Exercise objective: In full and without alteration, output each record given here.
### Data under study
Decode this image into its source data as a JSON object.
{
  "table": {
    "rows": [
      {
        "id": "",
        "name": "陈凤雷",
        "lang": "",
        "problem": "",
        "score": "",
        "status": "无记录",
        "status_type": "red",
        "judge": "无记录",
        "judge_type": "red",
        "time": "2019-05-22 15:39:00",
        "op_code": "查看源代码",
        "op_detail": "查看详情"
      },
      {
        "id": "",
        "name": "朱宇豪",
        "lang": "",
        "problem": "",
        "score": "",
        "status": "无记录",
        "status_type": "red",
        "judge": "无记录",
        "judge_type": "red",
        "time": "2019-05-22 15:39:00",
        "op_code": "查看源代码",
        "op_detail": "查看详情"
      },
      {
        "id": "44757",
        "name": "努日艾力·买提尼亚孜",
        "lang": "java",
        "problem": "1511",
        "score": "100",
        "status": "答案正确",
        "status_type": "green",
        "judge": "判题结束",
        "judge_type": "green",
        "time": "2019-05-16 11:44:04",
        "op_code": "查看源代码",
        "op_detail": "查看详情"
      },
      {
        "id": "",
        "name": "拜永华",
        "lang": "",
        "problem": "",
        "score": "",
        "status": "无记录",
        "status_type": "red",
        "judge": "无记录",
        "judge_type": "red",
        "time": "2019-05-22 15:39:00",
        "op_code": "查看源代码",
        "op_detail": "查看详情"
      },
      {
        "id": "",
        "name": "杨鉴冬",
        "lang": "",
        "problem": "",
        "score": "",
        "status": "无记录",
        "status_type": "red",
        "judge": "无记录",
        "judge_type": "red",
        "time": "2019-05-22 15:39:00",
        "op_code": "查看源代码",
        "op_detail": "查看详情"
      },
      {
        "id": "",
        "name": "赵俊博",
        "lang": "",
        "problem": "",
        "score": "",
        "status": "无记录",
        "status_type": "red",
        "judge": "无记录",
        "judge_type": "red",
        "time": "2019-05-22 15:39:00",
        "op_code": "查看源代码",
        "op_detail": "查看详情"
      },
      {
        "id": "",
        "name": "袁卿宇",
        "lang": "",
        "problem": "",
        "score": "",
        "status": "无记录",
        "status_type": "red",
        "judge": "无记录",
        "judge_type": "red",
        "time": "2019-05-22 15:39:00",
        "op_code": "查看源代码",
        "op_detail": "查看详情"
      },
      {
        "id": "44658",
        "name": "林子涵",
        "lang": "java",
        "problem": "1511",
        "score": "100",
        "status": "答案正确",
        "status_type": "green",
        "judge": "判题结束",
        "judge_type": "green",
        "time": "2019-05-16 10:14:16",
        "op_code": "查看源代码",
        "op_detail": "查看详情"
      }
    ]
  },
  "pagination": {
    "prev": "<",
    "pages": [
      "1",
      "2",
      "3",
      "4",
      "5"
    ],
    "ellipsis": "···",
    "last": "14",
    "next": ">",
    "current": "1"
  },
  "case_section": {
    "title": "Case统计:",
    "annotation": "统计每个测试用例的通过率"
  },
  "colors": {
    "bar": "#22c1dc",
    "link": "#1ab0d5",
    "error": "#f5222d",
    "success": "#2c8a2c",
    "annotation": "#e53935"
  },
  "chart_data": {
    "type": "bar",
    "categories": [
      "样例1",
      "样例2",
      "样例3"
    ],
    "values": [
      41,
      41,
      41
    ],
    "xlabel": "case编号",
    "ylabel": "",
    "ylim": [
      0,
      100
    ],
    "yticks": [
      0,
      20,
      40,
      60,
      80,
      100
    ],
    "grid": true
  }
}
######
Response to this exercise:
Decode this image into its source data as a JSON object.
{
  "table": {
    "rows": [
      {
        "id": "",
        "name": "陈凤雷",
        "lang": "",
        "problem": "",
        "score": "",
        "status": "无记录",
        "status_type": "red",
        "judge": "无记录",
        "judge_type": "red",
        "time": "2019-05-22 15:39:00",
        "op_code": "查看源代码",
        "op_detail": "查看详情"
      },
      {
        "id": "",
        "name": "朱宇豪",
        "lang": "",
        "problem": "",
        "score": "",
        "status": "无记录",
        "status_type": "red",
        "judge": "无记录",
        "judge_type": "red",
        "time": "2019-05-22 15:39:00",
        "op_code": "查看源代码",
        "op_detail": "查看详情"
      },
      {
        "id": "44757",
        "name": "努日艾力·买提尼亚孜",
        "lang": "java",
        "problem": "1511",
        "score": "100",
        "status": "答案正确",
        "status_type": "green",
        "judge": "判题结束",
        "judge_type": "green",
        "time": "2019-05-16 11:44:04",
        "op_code": "查看源代码",
        "op_detail": "查看详情"
      },
      {
        "id": "",
        "name": "拜永华",
        "lang": "",
        "problem": "",
        "score": "",
        "status": "无记录",
        "status_type": "red",
        "judge": "无记录",
        "judge_type": "red",
        "time": "2019-05-22 15:39:00",
        "op_code": "查看源代码",
        "op_detail": "查看详情"
      },
      {
        "id": "",
        "name": "杨鉴冬",
        "lang": "",
        "problem": "",
        "score": "",
        "status": "无记录",
        "status_type": "red",
        "judge": "无记录",
        "judge_type": "red",
        "time": "2019-05-22 15:39:00",
        "op_code": "查看源代码",
        "op_detail": "查看详情"
      },
      {
        "id": "",
        "name": "赵俊博",
        "lang": "",
        "problem": "",
        "score": "",
        "status": "无记录",
        "status_type": "red",
        "judge": "无记录",
        "judge_type": "red",
        "time": "2019-05-22 15:39:00",
        "op_code": "查看源代码",
        "op_detail": "查看详情"
      },
      {
        "id": "",
        "name": "袁卿宇",
        "lang": "",
        "problem": "",
        "score": "",
        "status": "无记录",
        "status_type": "red",
        "judge": "无记录",
        "judge_type": "red",
        "time": "2019-05-22 15:39:00",
        "op_code": "查看源代码",
        "op_detail": "查看详情"
      },
      {
        "id": "44658",
        "name": "林子涵",
        "lang": "java",
        "problem": "1511",
        "score": "100",
        "status": "答案正确",
        "status_type": "green",
        "judge": "判题结束",
        "judge_type": "green",
        "time": "2019-05-16 10:14:16",
        "op_code": "查看源代码",
        "op_detail": "查看详情"
      }
    ]
  },
  "pagination": {
    "prev": "<",
    "pages": [
      "1",
      "2",
      "3",
      "4",
      "5"
    ],
    "ellipsis": "···",
    "last": "14",
    "next": ">",
    "current": "1"
  },
  "case_section": {
    "title": "Case统计:",
    "annotation": "统计每个测试用例的通过率"
  },
  "colors": {
    "bar": "#22c1dc",
    "link": "#1ab0d5",
    "error": "#f5222d",
    "success": "#2c8a2c",
    "annotation": "#e53935"
  },
  "chart_data": {
    "type": "bar",
    "categories": [
      "样例1",
      "样例2",
      "样例3"
    ],
    "values": [
      41,
      41,
      41
    ],
    "xlabel": "case编号",
    "ylabel": "",
    "ylim": [
      0,
      100
    ],
    "yticks": [
      0,
      20,
      40,
      60,
      80,
      100
    ],
    "grid": true
  }
}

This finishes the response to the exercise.